It is widely known that Byron Calame, the New York Times public editor, is the most boring person in the world. But today is a new low. In a column reporting that readers are, yes, posting comments on the Times's website, Calame offers this example of red-hot give-and-take between readership and staff:

“Thank you for taking the time to read and respond to all of us,” a Los Angeles reader wrote to Mr. LaForge in the afternoon. “It’s much appreciated.”


Signs and portents

The market for legal digital music downloads appears to be collapsing.
Strange things happen in your body when you drink a Coke.
The Coup needs your help.


FYI: My comments on New York magazine's Approval Matrix, and NY's editor's response, have been picked up by the mighty Gawker and by Entertainment Weekly's Popwatch blog.


I'm sure this has been reported in the press before its appearance today in James Baker's Iraq Study Group report, but ... there are 1,000 staffers at the U.S. Embassy in Iraq. Guess how many of them speak fluent Arabic? Six.

Update: White House spokesman Tony Snow says, "You don't snap your fingers and have the Arabic speakers you need overnight."

Overnight. Right.


Here's the weird thing about Studio 60 on the Sunset Strip: not that it sucks; it's always possible for talented people to make something that sucks. What's weird is how much it feels like a show in the middle of its fourth season, when everyone's tired and all of the storylines that made the show worth doing have been done. Christmas episodes, office blackouts, characters confessing their love: these are the tropes of creative burnout and sagging ratings and desperation. Next week, Matt's eight-year-old cousin joins the writing staff and teaches everyone the true meaning of Hannukah.

Things that make us feel ashamed to be Jewish, part un

I'm now announcing the launch of what may or may not become a regular Roth Brothers feature, entitled, "Things that make us feel ashamed to be Jewish." Today's "Thing that makes us feel ashamed to be Jewish" is the existence of Joshua Rikon and Rebecca Benjamin, and their prominent position in the NYT's "Vows" section this weekend.

Here's the basic rundown: She's "director of matchmaker operations for two Jewish dating Web sites: SawYouAtSinai.com [hahahahahahahaha!!! - ed] and JRetroMatch.com." He's an associate at Goldstein, Goldstein, Rikon & Gottlieb [Do you think the two Goldsteins are related, or it's just a coincidence?]. They meet at a Jewish singles weekend at Club Getaway, a sports resort in Kent, Conn.
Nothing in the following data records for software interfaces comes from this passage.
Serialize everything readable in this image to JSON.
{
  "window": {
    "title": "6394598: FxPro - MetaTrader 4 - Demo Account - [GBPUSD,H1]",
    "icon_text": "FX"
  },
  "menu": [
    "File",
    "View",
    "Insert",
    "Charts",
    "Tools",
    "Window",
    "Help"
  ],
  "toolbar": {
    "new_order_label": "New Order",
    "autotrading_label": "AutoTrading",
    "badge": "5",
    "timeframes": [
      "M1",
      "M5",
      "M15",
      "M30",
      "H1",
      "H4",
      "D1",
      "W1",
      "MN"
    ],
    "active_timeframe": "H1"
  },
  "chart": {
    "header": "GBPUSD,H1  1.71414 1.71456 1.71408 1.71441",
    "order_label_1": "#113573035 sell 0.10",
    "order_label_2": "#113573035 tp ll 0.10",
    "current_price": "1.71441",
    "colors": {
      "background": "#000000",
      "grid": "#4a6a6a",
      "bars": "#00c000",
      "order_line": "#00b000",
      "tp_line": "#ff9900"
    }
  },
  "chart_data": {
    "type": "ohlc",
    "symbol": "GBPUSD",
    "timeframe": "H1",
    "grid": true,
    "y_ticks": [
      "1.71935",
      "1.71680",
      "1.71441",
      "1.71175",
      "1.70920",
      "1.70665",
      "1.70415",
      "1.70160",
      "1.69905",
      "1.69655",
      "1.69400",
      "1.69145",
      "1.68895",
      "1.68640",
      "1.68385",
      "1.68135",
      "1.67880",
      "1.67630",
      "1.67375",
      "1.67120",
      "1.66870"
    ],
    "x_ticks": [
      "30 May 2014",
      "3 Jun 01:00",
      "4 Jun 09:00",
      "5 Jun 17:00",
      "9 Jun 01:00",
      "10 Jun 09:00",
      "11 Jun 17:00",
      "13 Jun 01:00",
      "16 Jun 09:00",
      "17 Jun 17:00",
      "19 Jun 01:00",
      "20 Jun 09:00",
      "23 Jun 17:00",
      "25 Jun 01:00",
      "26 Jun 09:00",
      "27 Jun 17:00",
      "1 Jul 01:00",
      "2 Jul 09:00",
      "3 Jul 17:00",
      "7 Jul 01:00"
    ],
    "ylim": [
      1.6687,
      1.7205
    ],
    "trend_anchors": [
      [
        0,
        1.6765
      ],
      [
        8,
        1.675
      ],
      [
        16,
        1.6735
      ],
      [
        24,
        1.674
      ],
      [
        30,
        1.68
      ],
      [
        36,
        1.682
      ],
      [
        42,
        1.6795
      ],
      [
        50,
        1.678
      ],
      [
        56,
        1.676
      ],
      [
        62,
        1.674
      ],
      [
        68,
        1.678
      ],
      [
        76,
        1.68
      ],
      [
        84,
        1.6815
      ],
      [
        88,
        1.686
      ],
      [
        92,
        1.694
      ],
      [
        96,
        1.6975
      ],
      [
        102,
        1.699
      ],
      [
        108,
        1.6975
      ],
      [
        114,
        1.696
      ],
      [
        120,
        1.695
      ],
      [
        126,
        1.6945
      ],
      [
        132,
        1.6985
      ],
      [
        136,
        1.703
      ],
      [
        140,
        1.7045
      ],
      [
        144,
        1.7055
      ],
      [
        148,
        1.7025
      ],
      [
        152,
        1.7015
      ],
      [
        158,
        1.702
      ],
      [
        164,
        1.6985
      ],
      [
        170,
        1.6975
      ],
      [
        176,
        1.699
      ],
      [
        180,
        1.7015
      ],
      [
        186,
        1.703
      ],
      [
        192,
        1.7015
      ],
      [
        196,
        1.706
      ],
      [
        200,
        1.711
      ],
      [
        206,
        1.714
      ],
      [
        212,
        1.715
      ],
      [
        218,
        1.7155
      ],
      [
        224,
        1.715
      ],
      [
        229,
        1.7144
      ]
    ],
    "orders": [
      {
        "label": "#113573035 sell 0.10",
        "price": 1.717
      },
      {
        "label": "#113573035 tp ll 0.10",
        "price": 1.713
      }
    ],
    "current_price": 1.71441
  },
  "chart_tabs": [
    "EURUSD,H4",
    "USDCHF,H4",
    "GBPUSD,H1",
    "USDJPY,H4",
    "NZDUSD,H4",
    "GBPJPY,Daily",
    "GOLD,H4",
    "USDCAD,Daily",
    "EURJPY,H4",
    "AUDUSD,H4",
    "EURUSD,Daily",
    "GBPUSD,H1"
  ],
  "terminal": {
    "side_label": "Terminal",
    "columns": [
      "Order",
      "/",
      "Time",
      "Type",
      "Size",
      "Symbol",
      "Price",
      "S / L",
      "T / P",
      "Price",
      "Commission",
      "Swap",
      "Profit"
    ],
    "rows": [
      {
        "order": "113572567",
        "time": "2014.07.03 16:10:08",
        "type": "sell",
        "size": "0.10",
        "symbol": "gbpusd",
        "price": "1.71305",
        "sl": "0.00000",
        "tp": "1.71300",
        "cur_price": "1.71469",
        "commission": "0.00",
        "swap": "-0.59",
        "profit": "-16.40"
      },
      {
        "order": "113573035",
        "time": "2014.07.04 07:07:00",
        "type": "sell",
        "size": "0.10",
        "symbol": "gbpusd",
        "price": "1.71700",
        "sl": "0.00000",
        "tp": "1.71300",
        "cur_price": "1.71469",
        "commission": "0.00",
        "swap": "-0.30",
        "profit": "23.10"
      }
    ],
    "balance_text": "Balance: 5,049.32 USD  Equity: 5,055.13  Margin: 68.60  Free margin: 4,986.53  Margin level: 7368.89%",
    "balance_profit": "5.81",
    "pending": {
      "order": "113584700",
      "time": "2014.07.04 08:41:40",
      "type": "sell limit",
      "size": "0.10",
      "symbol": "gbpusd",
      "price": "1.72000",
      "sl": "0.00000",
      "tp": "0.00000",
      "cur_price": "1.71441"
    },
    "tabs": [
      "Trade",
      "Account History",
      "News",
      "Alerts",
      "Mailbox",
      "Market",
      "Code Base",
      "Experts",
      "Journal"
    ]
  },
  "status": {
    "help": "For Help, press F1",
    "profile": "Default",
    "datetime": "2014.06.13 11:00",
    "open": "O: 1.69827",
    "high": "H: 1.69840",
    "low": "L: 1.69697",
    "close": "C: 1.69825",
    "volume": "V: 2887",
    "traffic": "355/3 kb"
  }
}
He tells her that his sister Shoshanna runs a matchmaking service called "Shoshanna's Singles." Etc.

It gets better though. Unbeknownst to her, a short time earlier he had visited the home of his friend Larry Berger, "with whom he shares Jets season tickets and a passion for Buffalo wings, cheerleaders and sports." There, he had seen a picture of her with Berger and Dan Quayle. When he learned that she'd be at the upcoming singles weekend he "did some form of a touchdown dance," according to Berger.

And finally: "'I am a Jewish mother waiting to happen,' Ms. Benjamin said. 'I used to say that on dates, but guys didn’t like that [can you imagine? - ed]. For Josh, it doesn’t turn him away.'" Check the un-focking-believable picture if you doubt her. And be sure to note the look of demented glee on the faces of all four parents.

Jesus Christ, I feel like killing myself. In all seriousness, something has gone badly wrong with these people.

Comics gain cultural respectability update: Still A Ways To Go. Michiko Kakutani reviews Roz Chast's new collection today in the NYT. I like Chast's cartoons just fine, but Kakutani goes overboard when she says they "reinvent the cartoon form." In what way, exactly, does Chast "reinvent the cartoon form"? By, uh, combining doodly little pictures with hand-written dialogue? Think about what it would take for Kakutani to say of a prose writer that she "reinvents the novel form.


"Police shooting reunites circle of common loss": NYT followup to the Sean Bell shooting: apparently the families of people killed by police form an informal social and support network.


Trading places: Slate's Daniel Gross points out that the Democrats aren't the only party reverting to a protectionist agenda.

There's one final and very important Republican failure when it comes to free trade. Free trade is not simply getting cheap goods from China. It's about creating the social and political conditions favorable to the continued expansion of trade.... Rightly or wrongly, many Americans, even those who reap the gains of free trade daily, identify free trade and globalization with their declining financial security. And the response of President Bush and the congressional Republicans has essentially been, "tough."

Hip-hop's Ivy League hustler: Interesting profile of Ryan Leslie, who got a perfect 1600 on the SAT at 15, gave the class graduation speech at Harvard at 19, and is now a rising hip-hop producer. "Everywhere he goes, Leslie is filmed. This is because he pays someone to film him."